Yevgeny Shvarts Analysis

Other Literary Forms

(Critical Edition of Dramatic Literature)

Yevgeny Shvarts began his literary career in the 1920’s as a writer of poetry and stories for children. In the 1930’s, he wrote some prose adaptations of Hans Christian Andersen’s fairy tales; in the 1940’s, he wrote a number of original, realistic stories for children about contemporary life. The best-known of these, Pervoklassnits (1947; the first grader), was made into a film in 1948. Other film scenarios by Shvarts include Razbudite Lenochku (1933; wake up, Lenochka), Zolushka (1947; Cinderella), and Don Quixote (1957).


(Critical Edition of Dramatic Literature)

Yevgeny Shvarts succeeded, perhaps better than any other Soviet playwright, in popularizing the formally sophisticated avant-garde theatrical styles that reached their maturity under Vsevolod Meyerhold in the 1920’s but then, in the Stalinist years from 1930 to 1956, either were repressed for political reasons or lost out in competition with the old, established realist tradition of the Moscow Art Theatre and the new tradition of socialist realism. Shvarts is an anomaly because he made his major contributions to the Soviet avant-garde tradition in the period from 1934 to 1944, after that tradition was dead or dying or had gone underground elsewhere in Soviet theater.

Shvarts drew the materials for his plays from stories that had become familiar in Soviet mass culture through published translations of fairy tales by Andersen and Charles Perrault and of popular versions of medieval romances. He also drew on nonliterary sources—his audience’s collective memory of Russian folktales. He elegantly reworked these materials drawn from popular and folk sources, transforming them in his stylized adaptations. He succeeded in returning them to popular theater and film, where they enriched Soviet popular culture both as individual classics and as continuations of the 1920’s avant-garde tradition.

Shvarts is officially recognized in the Soviet Union primarily for his adaptations of fairy tales for children’s theater.

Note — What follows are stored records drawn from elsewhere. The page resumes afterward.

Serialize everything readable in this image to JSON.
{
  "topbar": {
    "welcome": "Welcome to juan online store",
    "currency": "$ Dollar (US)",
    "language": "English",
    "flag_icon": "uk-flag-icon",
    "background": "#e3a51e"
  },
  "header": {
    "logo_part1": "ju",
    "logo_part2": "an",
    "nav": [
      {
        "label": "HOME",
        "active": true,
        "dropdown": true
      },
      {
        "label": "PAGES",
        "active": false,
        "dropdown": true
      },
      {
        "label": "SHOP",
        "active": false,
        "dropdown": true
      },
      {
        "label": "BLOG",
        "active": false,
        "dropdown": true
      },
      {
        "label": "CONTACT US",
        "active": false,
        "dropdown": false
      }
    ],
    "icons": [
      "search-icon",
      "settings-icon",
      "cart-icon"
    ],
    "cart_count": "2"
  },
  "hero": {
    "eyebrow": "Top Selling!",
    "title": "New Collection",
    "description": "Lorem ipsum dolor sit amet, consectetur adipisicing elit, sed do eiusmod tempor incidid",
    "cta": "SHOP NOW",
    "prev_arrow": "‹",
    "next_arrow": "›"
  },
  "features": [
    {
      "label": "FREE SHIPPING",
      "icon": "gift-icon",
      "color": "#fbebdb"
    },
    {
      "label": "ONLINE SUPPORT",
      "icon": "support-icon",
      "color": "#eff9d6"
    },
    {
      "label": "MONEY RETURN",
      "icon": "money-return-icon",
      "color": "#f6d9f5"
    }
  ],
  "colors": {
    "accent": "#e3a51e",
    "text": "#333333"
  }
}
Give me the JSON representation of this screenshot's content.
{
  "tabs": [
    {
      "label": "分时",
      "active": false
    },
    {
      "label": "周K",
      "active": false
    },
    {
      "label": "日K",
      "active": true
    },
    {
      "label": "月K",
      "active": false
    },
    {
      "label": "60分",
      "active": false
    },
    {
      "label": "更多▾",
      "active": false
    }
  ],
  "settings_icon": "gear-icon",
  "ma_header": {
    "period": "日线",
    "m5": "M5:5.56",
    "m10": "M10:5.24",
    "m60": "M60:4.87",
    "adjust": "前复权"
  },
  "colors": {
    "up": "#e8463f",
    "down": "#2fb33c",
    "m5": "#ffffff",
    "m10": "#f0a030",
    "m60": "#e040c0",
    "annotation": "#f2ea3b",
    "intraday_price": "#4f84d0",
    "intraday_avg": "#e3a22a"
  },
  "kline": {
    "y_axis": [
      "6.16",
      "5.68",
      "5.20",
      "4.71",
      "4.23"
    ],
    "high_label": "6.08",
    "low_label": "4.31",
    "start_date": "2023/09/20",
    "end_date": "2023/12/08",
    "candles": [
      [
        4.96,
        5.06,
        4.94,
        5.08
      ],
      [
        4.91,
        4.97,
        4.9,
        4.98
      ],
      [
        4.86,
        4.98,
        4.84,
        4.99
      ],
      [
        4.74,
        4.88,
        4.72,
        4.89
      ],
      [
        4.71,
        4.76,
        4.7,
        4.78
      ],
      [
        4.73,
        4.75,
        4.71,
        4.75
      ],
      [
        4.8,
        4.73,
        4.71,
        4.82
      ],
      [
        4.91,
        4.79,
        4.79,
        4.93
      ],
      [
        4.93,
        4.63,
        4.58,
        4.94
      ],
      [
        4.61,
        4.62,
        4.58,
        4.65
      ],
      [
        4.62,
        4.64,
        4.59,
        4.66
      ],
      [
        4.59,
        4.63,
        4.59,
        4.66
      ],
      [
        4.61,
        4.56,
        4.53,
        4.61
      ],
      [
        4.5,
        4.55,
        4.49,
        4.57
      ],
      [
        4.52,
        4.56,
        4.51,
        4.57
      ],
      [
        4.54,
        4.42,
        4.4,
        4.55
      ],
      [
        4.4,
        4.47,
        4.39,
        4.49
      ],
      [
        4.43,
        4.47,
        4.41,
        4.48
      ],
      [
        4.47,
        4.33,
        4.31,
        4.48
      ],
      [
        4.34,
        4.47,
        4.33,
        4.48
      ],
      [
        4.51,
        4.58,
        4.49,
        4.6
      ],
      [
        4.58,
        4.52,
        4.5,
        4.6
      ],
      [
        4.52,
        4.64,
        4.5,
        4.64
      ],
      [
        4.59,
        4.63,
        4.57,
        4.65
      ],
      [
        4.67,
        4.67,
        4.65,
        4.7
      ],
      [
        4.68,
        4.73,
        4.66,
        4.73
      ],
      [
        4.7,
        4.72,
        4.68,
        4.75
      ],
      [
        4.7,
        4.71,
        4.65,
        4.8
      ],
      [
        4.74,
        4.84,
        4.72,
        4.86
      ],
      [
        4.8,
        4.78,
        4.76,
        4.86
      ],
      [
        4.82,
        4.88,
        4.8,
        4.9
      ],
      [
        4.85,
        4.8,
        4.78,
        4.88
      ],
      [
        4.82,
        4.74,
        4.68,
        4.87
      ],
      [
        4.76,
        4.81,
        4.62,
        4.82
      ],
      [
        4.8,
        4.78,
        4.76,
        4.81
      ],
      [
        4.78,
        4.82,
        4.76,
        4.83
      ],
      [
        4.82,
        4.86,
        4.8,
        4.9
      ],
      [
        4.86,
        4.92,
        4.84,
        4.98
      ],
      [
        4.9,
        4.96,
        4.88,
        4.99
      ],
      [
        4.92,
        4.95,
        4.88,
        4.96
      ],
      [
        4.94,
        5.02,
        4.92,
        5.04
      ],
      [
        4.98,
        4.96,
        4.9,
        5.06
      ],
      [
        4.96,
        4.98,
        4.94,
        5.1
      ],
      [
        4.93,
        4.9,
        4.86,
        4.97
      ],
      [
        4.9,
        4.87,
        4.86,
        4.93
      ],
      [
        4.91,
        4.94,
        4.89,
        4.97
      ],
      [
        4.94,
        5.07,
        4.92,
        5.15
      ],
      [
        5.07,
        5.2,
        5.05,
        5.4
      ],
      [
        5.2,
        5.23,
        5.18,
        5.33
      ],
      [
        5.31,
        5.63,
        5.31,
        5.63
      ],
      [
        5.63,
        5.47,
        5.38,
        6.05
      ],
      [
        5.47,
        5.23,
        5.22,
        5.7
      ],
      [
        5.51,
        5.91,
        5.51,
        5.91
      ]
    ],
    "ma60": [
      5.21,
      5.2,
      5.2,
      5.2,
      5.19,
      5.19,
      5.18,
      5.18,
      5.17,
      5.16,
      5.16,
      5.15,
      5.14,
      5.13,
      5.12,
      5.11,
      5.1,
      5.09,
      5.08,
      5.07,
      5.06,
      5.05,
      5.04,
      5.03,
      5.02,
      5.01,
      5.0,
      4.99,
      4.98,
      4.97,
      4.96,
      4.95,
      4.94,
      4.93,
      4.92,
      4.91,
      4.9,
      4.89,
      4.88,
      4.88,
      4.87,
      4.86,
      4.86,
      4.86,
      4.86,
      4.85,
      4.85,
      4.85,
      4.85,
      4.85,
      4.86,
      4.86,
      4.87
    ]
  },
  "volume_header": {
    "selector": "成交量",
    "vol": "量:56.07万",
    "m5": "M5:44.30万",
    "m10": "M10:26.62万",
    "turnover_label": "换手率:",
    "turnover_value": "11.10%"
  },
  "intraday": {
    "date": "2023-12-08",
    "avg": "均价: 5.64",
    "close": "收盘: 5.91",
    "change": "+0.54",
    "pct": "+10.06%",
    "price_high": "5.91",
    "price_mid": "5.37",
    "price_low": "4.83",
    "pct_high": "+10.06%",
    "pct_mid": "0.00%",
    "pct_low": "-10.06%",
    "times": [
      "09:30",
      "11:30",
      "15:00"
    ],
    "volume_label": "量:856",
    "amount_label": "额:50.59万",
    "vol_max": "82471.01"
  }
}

His versions of “Little Red...

(The entire section is 463 words.)


(Critical Edition of Dramatic Literature)

Corten, Irina H. “Evgeny Lvoich Shvarts: A Biographical Sketch and Bibliography.” Russian Literature Triquarterly 16 (1979). This article presents a brief overview of the life of Shvarts and his works.

Corten, Irina H. “Evgeny Shvarts as an Adapter of Hans Christian Andersen and Charles Perrault.” Russian Review 37 (1978): 516-567. This essay focuses on Shvarts’s adaptations of fairy tales in his plays.

Leach, Robert, and Victor Borovsky, eds. A History of Russian Theater. Cambridge, England: Cambridge University Press, 1999. This overview of Russian drama presents background information on the theater during the time in which Shvarts wrote. Bibliography and index.

Metcalf, Amanda T. Evgenii Shvartz and His Fairy-Tales for Adults. Birmingham, England: University of Birmingham Press, 1979. A critical analysis of the works of Shvarts, which include fairy tales. Bibliography.

Neill, Heather. “Sinister Fairy Tale.” Review of The Dragon, by Yevgeny Shvarts. The Times Educational Supplement, November 20, 1992, p. 11. A review of a performance of Shvarts’s The Dragon by the Royal National Theatre in England.

Segel, Harold B. Twentieth Century Russian Drama: From Gorky to the Present. Rev. ed. Baltimore, Md.: Johns Hopkins University Press, 1993. This examination of Russian theater in the twentieth century includes coverage of Shvarts’s role. Bibliography and index.

Smeliansky, Anatoly. The Russian Theater After Stalin. Cambridge, England: Cambridge University Press, 2000. Although this work begins in 1953, toward the end of Shvarts’s career, it sheds light on the forces that affected his work. Bibliography and index.